TD2 (Somewhat difficult) - TD2 routes often contain larger roots and stones/rocks. The surface is frequently loose. Steps can be expected. Often there are narrow/tight turns and the gradient can be up to 70% in places. The obstacles require body displacement to be successfully ridden. Readiness to break at all times and the ability to shift your centre of gravity are necessary techniques, as well as the ability to regulate the pressure of your breaking and hold permanent body tension.
TD3 (Difficult) - Blocked singletrack with larger boulders, tricky rock gardens and/or root passages can be encountered on TD3 routes. There are often higher steps, tight hairpin turns and tricky traverses. The opportunities for relaxed rolling are rare. The surface is often very slippery due to loose materials. A gradient of over 70% is not unusual. Sections with this difficulty rating require you to have very good bike handling skills and unbroken concentration. Exact breaking and a very good sense of balance is required.
TD4 (Very difficult) - TD4 routes include very steep and blocked singletrack, with large boulders, challenging rockgardens and/or demanding root passages, as well as frequently loose scree. Very steep slopes, narrow hairpin turns and steps on which the cogs unavoidably touch are frequent features on TD4 routes. In order to safely ride this category route, techniques such as being able to move the front and back wheels sideways (e.g. in hairpins) are absolutely essential, as well as outstanding breaking technique and balance. Even carrying a bike up such passages is often not free from dangers.
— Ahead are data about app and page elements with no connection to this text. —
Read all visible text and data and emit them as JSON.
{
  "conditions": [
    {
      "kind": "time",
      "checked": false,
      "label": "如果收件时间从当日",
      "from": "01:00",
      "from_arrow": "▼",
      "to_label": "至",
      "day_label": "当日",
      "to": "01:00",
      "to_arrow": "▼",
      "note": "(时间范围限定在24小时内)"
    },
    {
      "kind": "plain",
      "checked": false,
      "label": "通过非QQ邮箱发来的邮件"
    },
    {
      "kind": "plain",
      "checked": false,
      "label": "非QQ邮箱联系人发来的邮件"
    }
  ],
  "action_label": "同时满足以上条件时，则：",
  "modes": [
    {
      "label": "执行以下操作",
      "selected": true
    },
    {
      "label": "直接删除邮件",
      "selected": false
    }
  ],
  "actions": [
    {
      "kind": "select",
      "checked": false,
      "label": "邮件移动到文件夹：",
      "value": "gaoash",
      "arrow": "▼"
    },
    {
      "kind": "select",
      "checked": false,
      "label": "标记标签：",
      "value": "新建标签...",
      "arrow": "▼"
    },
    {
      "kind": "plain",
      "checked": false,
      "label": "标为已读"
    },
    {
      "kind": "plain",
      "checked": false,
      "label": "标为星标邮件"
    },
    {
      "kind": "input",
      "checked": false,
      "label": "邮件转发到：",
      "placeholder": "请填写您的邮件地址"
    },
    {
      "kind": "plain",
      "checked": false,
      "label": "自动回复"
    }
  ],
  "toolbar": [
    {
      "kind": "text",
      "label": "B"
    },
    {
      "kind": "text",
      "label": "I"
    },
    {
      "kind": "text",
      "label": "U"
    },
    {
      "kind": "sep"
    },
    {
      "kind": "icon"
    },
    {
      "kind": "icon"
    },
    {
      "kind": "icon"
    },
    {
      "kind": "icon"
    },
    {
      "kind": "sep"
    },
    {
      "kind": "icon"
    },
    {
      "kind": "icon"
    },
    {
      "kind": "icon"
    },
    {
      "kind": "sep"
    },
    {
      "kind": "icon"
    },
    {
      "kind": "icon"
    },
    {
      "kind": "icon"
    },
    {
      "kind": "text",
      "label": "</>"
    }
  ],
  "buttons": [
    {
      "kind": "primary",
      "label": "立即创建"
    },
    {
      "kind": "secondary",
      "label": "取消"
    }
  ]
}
TD5 (Extremely difficult) - TD5 routes are characterised by blocked terrain with counter climbs, scree slopes and severe erosion, extremely narrow and tight turns, multiple obstacles (e.g. fallen trees) – frequently in extreme steepness (cliffs). Very little if any breaking time. Obstacles may at times need to be ridden in combination, and many of them have to be jumped over. Hairpins are so tight that moving the wheels sideways is hardly possible, even carrying the bike would be almost impossible as you need your hands to hold on, or even climb."
Fitness Level (FL) scale for MTB & eMTB
Consider all factors and identify which level best describes your current MTB riding routine. The scale is merely a guide. If you are unsure of which level to choose, please speak to any of our staff, they will be happy to assist you in making the right choice.
Basic You ride an MTB once a week, in general for at least an hour each time, on mixed surfaces, including a few short hills.
Medium You ride an MTB twice a week, in general for at least a couple of hours each time, on mixed surfaces, including a few long hills.
High You ride an MTB ˃2 times per week, in general for at least a couple of hours each time, on mixed surfaces, including long hills.
Our e-MTB tours are well suited for MTB riders who have good bike handling skills, but don’t necessarily want to push themselves too hard on the longer, tougher climbs. The routes are a great mix of broken dirt roads and singletrack, amongst mountains, valleys and along the southern coastline. Some sections of winding asphalt roads do exist, mainly as connections between the various riding areas. Furthermore, all the routes have some technically challenging sections (T2 and/or T3) which require some extra focus and effort. In general however, it is the elevation that makes these rides ‘advanced’, more than the technical difficulty, but with our great e-MTB’s it’s pure joy! Join us on these great mountain bike adventures that showcase the hidden offroad gems of south-central Gran Canaria. Let’s GO!